“This building has become a place that I hold super close to my heart,” he said.
Students from all walks of life speaking 14 different languages make up the award-winning Mira Mesa High School Sapphire Sound.
“You dawn a uniform, you hold an instrument, you have a great sense of pride, and it transforms your life,” said band director Jeanne Christensen.
Christensen has been teaching music for 33 years, 30 of those years have been with Mira Mesa High School.
“We are prideful. Equity allows us to be equal to any school across the nation, no matter how much funding they have,” said Christensen.
When asked where her students would be without music, it was an answer she couldn’t bear. She said music is a universal language.
“Every celebration in this world and every mournful moment has music,” said Christensen.
To keep Christensen, her students and many others just like them in and around San Diego and the country from having to face the music, the National Association of Music Merchants or NAMM, is headed to Capitol Hill to fight for more funding.

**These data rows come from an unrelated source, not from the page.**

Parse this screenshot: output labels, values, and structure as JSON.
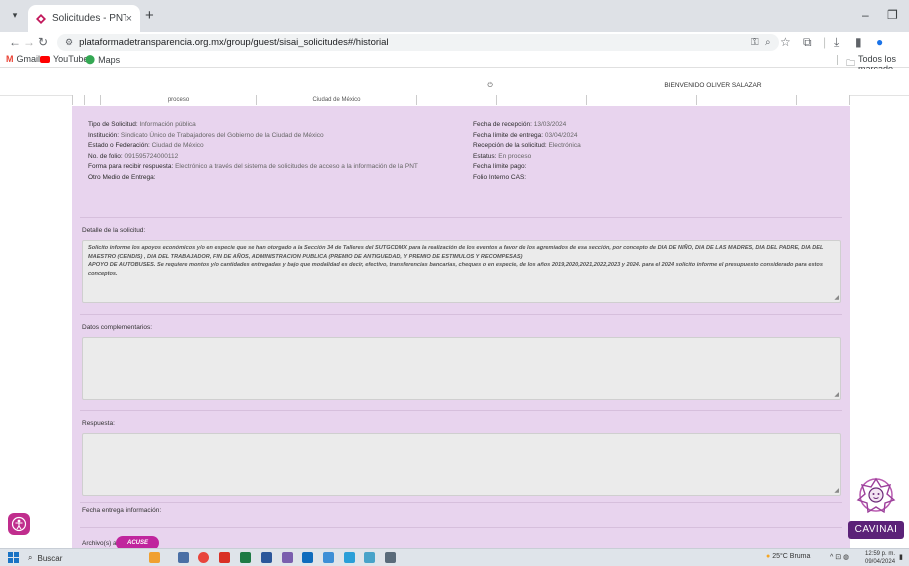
{
  "browser": {
    "tab_title": "Solicitudes - PNT",
    "tab_close": "×",
    "new_tab": "+",
    "url": "plataformadetransparencia.org.mx/group/guest/sisai_solicitudes#/historial",
    "bookmarks": [
      {
        "label": "Gmail",
        "icon": "gmail-icon",
        "color": "#ea4335"
      },
      {
        "label": "YouTube",
        "icon": "youtube-icon",
        "color": "#ff0000"
      },
      {
        "label": "Maps",
        "icon": "maps-icon",
        "color": "#34a853"
      }
    ],
    "all_bookmarks": "Todos los marcado"
  },
  "page": {
    "welcome": "BIENVENIDO OLIVER SALAZAR",
    "previous_row": [
      "proceso",
      "Ciudad de México"
    ],
    "info_left": [
      {
        "label": "Tipo de Solicitud:",
        "value": "Información pública"
      },
      {
        "label": "Institución:",
        "value": "Sindicato Único de Trabajadores del Gobierno de la Ciudad de México"
      },
      {
        "label": "Estado o Federación:",
        "value": "Ciudad de México"
      },
      {
        "label": "No. de folio:",
        "value": "091595724000112"
      },
      {
        "label": "Forma para recibir respuesta:",
        "value": "Electrónico a través del sistema de solicitudes de acceso a la información de la PNT"
      },
      {
        "label": "Otro Medio de Entrega:",
        "value": ""
      }
    ],
    "info_right": [
      {
        "label": "Fecha de recepción:",
        "value": "13/03/2024"
      },
      {
        "label": "Fecha límite de entrega:",
        "value": "03/04/2024"
      },
      {
        "label": "Recepción de la solicitud:",
        "value": "Electrónica"
      },
      {
        "label": "Estatus:",
        "value": "En proceso"
      },
      {
        "label": "Fecha límite pago:",
        "value": ""
      },
      {
        "label": "Folio Interno CAS:",
        "value": ""
      }
    ],
    "detail_label": "Detalle de la solicitud:",
    "detail_text": "Solicito informe los apoyos económicos y/o en especie que se han otorgado a la Sección 34 de Talleres del SUTGCDMX para la realización  de los eventos a favor de los agremiados  de esa sección, por concepto de DIA DE NIÑO, DIA DE LAS MADRES, DIA DEL PADRE, DIA DEL MAESTRO (CENDIS) , DIA DEL TRABAJADOR, FIN DE AÑOS, ADMINISTRACION PUBLICA (PREMIO DE ANTIGUEDAD, Y PREMIO DE ESTIMULOS Y RECOMPESAS)\nAPOYO DE AUTOBUSES.  Se requiere montos y/o cantidades entregadas y bajo que modalidad es decir, efectivo, transferencias bancarias, cheques o en especie, de los años 2019,2020,2021,2022,2023 y 2024. para el 2024 solicito informe el presupuesto considerado para estos conceptos.",
    "complementary_label": "Datos complementarios:",
    "response_label": "Respuesta:",
    "delivery_date_label": "Fecha entrega información:",
    "attachments_label": "Archivo(s) adjunto(s):",
    "acuse_button": "ACUSE",
    "assistant_label": "CAVINAI"
  },
  "taskbar": {
    "search": "Buscar",
    "weather": "25°C  Bruma",
    "time": "12:59 p. m.",
    "date": "09/04/2024"
  },
  "colors": {
    "panel": "#e8d4ee",
    "accent": "#c0259d",
    "assistant": "#5b2278"
  }
}
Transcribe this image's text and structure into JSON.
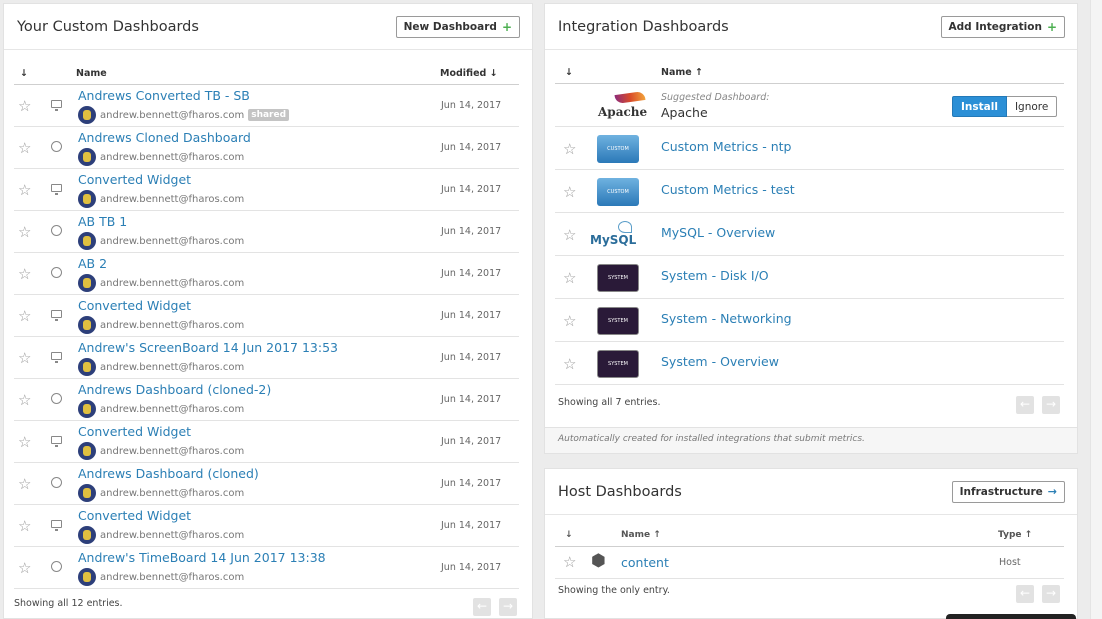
{
  "custom": {
    "title": "Your Custom Dashboards",
    "new_button": "New Dashboard",
    "col_sort": "↓",
    "col_name": "Name",
    "col_modified": "Modified ↓",
    "rows": [
      {
        "name": "Andrews Converted TB - SB",
        "user": "andrew.bennett@fharos.com",
        "date": "Jun 14, 2017",
        "type": "screen",
        "badge": "shared"
      },
      {
        "name": "Andrews Cloned Dashboard",
        "user": "andrew.bennett@fharos.com",
        "date": "Jun 14, 2017",
        "type": "time",
        "badge": ""
      },
      {
        "name": "Converted Widget",
        "user": "andrew.bennett@fharos.com",
        "date": "Jun 14, 2017",
        "type": "screen",
        "badge": ""
      },
      {
        "name": "AB TB 1",
        "user": "andrew.bennett@fharos.com",
        "date": "Jun 14, 2017",
        "type": "time",
        "badge": ""
      },
      {
        "name": "AB 2",
        "user": "andrew.bennett@fharos.com",
        "date": "Jun 14, 2017",
        "type": "time",
        "badge": ""
      },
      {
        "name": "Converted Widget",
        "user": "andrew.bennett@fharos.com",
        "date": "Jun 14, 2017",
        "type": "screen",
        "badge": ""
      },
      {
        "name": "Andrew's ScreenBoard 14 Jun 2017 13:53",
        "user": "andrew.bennett@fharos.com",
        "date": "Jun 14, 2017",
        "type": "screen",
        "badge": ""
      },
      {
        "name": "Andrews Dashboard (cloned-2)",
        "user": "andrew.bennett@fharos.com",
        "date": "Jun 14, 2017",
        "type": "time",
        "badge": ""
      },
      {
        "name": "Converted Widget",
        "user": "andrew.bennett@fharos.com",
        "date": "Jun 14, 2017",
        "type": "screen",
        "badge": ""
      },
      {
        "name": "Andrews Dashboard (cloned)",
        "user": "andrew.bennett@fharos.com",
        "date": "Jun 14, 2017",
        "type": "time",
        "badge": ""
      },
      {
        "name": "Converted Widget",
        "user": "andrew.bennett@fharos.com",
        "date": "Jun 14, 2017",
        "type": "screen",
        "badge": ""
      },
      {
        "name": "Andrew's TimeBoard 14 Jun 2017 13:38",
        "user": "andrew.bennett@fharos.com",
        "date": "Jun 14, 2017",
        "type": "time",
        "badge": ""
      }
    ],
    "footer": "Showing all 12 entries."
  },
  "integration": {
    "title": "Integration Dashboards",
    "add_button": "Add Integration",
    "col_sort": "↓",
    "col_name": "Name ↑",
    "suggested": {
      "logo_text": "Apache",
      "label": "Suggested Dashboard:",
      "name": "Apache",
      "install": "Install",
      "ignore": "Ignore"
    },
    "rows": [
      {
        "name": "Custom Metrics - ntp",
        "thumb": "custom",
        "thumb_text": "CUSTOM"
      },
      {
        "name": "Custom Metrics - test",
        "thumb": "custom",
        "thumb_text": "CUSTOM"
      },
      {
        "name": "MySQL - Overview",
        "thumb": "mysql",
        "thumb_text": "MySQL"
      },
      {
        "name": "System - Disk I/O",
        "thumb": "system",
        "thumb_text": "SYSTEM"
      },
      {
        "name": "System - Networking",
        "thumb": "system",
        "thumb_text": "SYSTEM"
      },
      {
        "name": "System - Overview",
        "thumb": "system",
        "thumb_text": "SYSTEM"
      }
    ],
    "footer": "Showing all 7 entries.",
    "note": "Automatically created for installed integrations that submit metrics."
  },
  "host": {
    "title": "Host Dashboards",
    "infra_button": "Infrastructure",
    "col_sort": "↓",
    "col_name": "Name ↑",
    "col_type": "Type ↑",
    "rows": [
      {
        "name": "content",
        "type": "Host"
      }
    ],
    "footer": "Showing the only entry."
  },
  "colors": {
    "link": "#2b7fb5",
    "install": "#2b8fd6",
    "plus": "#4caf50"
  }
}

Every time there’s a budget, we have to make sure that that budget is fully funded,” said John Mlynczak, the President and CEO of NAMM.
This is the first time since 2019 that a group of music industry leaders will travel to Washington, D.C., and advocate for music and arts programs in American schools. They’re asking Congress to fund Title IV part A to its fully authorized amount of $1.65 billion.
“That money is granted to various states. Our state delegates then make sure we educate the districts and state on how to apply for that funding,” said Mlynczak.
Christensen said she’d normally be there, advocating on Capitol Hill, but it’s band season and the show must go on.
“You dig in and realize you have friends just like you. You can become one and work well through music,” said Christensen.
NAMM will be on Capitol Hill to advocate for equity and access to music and arts education in K-12 schools, on Nov. 13.